|International Classification||B60K35/00, G02B27/00, G02B27/01, G03H1/02|
|Cooperative Classification||G02B2027/0118, G02B2027/0109, G02B27/0103, G02B2027/0116|
|Jun 1, 1989||AS||Assignment|
Owner name: CANON KABUSHIKI KAISHA, 30-2, 3-CHOME, SHIMOMARUKO
Free format text: ASSIGNMENT OF ASSIGNORS INTEREST.;ASSIGNORS:KUWAYAMA, TETSURO;TANIGUCHI, NAOSATO;YOSHINAGA, YOKO;AND OTHERS;REEL/FRAME:005087/0068
Effective date: 19890529
|Jul 27, 1993||CC||Certificate of correction|
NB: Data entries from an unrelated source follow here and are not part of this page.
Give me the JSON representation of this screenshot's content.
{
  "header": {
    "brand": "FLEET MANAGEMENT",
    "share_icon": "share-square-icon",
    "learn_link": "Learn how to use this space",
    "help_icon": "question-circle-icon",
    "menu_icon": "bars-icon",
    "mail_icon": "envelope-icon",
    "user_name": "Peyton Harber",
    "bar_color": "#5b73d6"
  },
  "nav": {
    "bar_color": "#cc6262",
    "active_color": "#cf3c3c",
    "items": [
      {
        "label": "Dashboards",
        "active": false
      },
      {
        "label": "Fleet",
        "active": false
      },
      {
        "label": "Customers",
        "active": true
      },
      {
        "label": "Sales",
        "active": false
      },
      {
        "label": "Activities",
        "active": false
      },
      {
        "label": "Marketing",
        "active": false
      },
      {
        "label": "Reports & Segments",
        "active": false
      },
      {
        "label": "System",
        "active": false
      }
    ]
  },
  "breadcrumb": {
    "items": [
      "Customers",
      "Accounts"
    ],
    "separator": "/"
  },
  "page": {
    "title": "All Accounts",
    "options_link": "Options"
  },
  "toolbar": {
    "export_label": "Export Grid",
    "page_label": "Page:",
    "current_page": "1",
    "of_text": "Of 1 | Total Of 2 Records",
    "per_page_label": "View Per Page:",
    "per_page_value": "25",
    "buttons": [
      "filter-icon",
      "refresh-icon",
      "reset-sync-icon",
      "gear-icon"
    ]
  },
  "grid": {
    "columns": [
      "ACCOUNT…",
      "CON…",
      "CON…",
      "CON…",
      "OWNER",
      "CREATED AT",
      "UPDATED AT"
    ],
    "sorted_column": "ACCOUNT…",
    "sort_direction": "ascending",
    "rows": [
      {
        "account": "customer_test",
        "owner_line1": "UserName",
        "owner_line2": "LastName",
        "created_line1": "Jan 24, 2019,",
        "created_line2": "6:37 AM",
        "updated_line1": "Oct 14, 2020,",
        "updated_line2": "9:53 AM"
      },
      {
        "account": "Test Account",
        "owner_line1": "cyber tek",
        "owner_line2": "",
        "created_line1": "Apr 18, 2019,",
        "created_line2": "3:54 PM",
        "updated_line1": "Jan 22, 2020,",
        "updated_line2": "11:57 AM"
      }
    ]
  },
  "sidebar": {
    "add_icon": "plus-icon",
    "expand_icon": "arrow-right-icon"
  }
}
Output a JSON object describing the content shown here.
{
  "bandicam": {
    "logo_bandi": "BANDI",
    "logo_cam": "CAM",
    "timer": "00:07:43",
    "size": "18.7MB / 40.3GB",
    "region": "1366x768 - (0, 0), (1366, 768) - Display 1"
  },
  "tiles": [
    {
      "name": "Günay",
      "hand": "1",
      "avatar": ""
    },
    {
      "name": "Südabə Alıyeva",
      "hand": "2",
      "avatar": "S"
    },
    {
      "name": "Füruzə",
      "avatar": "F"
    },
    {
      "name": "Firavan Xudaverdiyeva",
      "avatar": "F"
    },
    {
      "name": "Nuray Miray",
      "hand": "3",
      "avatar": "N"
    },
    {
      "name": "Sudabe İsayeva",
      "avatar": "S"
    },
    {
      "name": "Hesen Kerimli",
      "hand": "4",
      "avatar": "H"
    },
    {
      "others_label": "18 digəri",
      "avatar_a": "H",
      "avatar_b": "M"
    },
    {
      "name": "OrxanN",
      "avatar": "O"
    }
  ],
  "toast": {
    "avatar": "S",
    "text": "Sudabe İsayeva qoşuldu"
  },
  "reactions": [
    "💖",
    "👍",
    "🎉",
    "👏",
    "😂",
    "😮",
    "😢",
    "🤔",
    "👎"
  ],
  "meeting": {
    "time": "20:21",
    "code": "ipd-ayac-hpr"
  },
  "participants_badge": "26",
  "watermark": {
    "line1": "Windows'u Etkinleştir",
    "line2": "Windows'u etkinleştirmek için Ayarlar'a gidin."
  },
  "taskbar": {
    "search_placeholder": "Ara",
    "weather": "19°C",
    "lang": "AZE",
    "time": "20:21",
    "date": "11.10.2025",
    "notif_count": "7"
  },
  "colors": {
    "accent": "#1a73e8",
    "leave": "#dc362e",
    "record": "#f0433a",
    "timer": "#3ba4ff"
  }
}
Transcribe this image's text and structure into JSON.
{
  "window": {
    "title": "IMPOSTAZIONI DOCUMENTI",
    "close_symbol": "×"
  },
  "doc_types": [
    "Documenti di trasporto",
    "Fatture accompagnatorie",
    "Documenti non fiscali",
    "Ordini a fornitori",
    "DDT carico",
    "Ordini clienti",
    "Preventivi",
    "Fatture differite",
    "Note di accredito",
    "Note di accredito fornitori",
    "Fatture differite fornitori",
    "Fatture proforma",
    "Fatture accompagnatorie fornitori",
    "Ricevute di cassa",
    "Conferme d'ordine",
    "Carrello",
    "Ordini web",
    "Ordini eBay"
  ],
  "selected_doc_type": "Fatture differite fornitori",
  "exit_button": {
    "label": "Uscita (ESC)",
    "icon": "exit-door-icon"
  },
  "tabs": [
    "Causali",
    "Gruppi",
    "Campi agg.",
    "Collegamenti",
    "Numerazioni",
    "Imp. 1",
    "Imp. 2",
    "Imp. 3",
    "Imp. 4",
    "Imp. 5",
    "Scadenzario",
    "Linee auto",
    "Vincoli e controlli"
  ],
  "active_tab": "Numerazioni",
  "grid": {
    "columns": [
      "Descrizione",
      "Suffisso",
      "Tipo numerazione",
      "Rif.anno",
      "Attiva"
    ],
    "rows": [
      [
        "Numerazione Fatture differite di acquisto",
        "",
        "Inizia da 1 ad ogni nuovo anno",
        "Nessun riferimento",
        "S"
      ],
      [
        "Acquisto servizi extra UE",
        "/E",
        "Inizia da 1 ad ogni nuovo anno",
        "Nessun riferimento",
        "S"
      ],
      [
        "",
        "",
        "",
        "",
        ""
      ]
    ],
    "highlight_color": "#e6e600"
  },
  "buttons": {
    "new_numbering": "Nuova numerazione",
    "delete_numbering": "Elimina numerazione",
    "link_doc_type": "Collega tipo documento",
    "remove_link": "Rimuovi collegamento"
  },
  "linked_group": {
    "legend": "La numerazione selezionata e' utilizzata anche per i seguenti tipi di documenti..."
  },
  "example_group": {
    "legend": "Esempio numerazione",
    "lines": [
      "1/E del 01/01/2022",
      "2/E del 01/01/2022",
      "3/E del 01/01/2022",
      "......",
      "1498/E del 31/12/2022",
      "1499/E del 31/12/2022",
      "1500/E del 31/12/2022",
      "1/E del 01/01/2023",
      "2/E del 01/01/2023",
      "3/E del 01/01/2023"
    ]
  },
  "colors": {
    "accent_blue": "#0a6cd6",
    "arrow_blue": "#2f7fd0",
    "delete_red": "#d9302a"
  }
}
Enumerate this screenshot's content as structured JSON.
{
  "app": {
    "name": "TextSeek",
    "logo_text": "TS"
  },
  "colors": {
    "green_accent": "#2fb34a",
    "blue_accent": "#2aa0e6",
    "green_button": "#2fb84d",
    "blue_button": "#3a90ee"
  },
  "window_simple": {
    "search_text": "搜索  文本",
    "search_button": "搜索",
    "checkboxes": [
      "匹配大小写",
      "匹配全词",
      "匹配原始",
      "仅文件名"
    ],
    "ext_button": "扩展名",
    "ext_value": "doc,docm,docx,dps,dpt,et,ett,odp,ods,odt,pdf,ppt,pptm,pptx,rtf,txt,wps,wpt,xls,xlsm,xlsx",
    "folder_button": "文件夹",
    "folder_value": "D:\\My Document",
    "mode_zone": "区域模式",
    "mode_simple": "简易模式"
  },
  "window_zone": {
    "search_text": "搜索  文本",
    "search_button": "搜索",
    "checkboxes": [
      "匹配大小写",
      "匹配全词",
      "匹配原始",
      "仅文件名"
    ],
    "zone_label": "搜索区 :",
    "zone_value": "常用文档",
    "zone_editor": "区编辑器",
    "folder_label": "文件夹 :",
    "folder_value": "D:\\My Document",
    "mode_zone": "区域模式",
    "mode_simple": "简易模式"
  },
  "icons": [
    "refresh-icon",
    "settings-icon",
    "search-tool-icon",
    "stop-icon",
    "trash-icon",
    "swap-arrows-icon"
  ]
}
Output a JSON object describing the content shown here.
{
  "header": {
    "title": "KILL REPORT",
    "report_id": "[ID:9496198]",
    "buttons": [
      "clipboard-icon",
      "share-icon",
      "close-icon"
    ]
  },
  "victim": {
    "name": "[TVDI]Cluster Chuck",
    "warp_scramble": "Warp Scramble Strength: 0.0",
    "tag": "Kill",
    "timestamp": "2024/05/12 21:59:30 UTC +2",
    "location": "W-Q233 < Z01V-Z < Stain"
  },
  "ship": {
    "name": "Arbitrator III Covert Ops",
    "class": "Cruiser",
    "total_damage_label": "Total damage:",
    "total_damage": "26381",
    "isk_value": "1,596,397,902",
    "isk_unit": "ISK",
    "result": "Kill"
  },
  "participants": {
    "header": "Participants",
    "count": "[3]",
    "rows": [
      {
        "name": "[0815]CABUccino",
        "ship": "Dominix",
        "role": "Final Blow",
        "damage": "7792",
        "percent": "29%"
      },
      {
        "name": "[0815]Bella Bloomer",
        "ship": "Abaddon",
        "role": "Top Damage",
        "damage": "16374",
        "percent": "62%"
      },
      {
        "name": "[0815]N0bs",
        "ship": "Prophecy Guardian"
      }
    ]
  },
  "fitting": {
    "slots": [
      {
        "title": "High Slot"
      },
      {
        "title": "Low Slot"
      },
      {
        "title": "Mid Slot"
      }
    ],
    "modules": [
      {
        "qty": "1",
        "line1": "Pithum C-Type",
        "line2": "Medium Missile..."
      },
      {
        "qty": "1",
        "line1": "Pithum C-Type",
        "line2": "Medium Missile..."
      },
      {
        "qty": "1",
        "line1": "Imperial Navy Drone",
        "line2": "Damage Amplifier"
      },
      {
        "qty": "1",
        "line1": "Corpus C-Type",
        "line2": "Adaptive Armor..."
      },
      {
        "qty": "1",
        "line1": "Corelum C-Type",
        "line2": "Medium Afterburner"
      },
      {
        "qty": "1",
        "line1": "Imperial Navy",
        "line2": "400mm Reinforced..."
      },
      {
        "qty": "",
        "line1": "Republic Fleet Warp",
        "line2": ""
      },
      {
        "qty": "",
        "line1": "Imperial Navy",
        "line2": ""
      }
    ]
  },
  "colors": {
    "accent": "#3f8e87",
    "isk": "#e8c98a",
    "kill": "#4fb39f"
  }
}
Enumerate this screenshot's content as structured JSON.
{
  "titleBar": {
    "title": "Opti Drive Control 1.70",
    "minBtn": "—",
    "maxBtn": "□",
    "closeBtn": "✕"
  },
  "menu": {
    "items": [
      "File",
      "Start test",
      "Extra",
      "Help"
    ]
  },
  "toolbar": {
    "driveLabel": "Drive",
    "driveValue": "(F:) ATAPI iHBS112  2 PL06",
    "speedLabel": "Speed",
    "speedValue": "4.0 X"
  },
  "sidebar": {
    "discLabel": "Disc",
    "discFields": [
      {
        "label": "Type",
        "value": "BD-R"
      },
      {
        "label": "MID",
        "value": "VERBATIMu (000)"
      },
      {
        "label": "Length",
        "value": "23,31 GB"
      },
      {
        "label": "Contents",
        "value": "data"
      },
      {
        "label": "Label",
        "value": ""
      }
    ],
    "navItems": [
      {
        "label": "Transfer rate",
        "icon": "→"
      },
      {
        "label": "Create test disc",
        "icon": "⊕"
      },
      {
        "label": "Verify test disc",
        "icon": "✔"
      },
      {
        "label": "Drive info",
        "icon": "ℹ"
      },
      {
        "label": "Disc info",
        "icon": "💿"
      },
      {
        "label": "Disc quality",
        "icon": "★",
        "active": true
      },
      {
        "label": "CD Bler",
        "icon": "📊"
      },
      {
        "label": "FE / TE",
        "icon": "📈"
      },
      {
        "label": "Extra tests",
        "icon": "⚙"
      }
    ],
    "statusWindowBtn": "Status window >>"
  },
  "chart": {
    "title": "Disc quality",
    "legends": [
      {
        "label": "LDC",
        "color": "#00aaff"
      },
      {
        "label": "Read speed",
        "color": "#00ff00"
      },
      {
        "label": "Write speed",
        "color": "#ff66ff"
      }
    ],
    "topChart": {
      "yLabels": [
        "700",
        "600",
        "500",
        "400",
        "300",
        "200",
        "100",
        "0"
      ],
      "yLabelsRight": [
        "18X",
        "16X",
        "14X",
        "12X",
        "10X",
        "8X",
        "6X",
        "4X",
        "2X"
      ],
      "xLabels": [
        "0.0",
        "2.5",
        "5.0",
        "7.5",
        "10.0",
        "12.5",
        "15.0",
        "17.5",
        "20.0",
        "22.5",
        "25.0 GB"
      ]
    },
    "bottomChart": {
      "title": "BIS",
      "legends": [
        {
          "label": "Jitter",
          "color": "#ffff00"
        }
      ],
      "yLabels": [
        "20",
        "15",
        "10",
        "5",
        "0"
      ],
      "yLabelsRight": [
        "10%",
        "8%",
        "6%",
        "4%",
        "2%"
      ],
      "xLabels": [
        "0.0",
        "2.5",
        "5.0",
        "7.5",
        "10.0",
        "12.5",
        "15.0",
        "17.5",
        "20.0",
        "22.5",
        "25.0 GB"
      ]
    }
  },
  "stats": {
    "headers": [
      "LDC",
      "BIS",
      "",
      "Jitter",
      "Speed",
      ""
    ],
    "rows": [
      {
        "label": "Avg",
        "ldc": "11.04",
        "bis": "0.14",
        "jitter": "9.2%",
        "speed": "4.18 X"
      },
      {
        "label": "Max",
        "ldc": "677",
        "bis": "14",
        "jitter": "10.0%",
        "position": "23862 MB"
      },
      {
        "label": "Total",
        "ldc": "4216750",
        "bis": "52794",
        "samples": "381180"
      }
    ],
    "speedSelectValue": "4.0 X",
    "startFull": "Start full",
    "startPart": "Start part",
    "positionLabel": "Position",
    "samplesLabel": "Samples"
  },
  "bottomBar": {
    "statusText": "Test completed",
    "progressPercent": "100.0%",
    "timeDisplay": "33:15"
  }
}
|Jun 27, 1995||FPAY||Fee payment|
Year of fee payment: 4
|Jun 29, 1999||FPAY||Fee payment|
Year of fee payment: 8
|Jul 28, 2003||FPAY||Fee payment|
Year of fee payment: 12